Description of the task :: Search for the word "this" in the entries. Each line that holds it should be copied.

(Stored items)

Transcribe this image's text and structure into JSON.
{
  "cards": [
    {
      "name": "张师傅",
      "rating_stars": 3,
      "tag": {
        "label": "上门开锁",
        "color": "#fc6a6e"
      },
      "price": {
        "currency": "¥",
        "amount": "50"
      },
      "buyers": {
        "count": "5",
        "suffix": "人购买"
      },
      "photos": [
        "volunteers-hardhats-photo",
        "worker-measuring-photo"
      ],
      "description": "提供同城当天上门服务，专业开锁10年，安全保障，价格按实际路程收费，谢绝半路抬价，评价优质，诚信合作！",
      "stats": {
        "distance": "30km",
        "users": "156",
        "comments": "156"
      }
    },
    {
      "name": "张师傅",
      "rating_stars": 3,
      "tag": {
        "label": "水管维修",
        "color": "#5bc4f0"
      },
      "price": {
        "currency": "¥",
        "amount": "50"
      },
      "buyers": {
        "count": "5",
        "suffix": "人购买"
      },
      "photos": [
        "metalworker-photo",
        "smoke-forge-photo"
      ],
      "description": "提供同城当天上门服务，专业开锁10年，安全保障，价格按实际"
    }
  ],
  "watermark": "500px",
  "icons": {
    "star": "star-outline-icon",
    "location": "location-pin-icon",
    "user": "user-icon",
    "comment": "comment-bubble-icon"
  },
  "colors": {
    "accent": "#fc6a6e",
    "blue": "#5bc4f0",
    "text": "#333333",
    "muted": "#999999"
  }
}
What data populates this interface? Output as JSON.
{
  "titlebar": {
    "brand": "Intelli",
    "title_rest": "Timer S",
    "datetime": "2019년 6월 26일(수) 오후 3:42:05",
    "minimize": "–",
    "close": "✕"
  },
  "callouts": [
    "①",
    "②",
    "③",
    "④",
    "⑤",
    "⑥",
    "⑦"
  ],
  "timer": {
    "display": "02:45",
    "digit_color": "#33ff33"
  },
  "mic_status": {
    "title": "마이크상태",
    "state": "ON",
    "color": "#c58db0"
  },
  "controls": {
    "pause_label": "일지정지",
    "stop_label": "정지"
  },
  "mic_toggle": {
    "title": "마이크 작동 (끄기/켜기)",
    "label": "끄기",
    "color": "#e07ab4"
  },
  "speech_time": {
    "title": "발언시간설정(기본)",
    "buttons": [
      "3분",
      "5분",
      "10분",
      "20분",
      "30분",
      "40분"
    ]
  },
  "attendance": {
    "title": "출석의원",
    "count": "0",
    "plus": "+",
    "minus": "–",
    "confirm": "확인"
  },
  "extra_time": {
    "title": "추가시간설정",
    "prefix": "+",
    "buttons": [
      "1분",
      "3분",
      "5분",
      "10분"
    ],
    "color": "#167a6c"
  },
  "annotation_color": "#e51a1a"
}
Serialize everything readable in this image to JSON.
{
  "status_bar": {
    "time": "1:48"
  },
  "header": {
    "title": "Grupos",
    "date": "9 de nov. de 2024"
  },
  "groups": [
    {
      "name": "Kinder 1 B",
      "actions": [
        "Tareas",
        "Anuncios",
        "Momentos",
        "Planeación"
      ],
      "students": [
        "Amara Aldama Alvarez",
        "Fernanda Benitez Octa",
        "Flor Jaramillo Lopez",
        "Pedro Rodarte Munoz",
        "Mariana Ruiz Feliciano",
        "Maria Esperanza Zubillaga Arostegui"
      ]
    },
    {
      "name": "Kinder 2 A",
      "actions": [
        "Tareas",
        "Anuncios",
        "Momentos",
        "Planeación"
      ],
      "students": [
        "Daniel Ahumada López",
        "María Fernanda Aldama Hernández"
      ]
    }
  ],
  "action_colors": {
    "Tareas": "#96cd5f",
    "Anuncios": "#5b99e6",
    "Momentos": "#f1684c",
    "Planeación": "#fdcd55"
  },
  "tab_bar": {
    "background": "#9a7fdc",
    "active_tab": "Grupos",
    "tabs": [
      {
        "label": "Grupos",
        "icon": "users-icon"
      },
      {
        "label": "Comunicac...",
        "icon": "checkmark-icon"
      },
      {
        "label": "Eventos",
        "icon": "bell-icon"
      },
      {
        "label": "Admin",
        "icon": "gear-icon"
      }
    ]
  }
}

Response area ::
Transcribe this image's text and structure into JSON.
What data populates this interface? Output as JSON.
Serialize everything readable in this image to JSON.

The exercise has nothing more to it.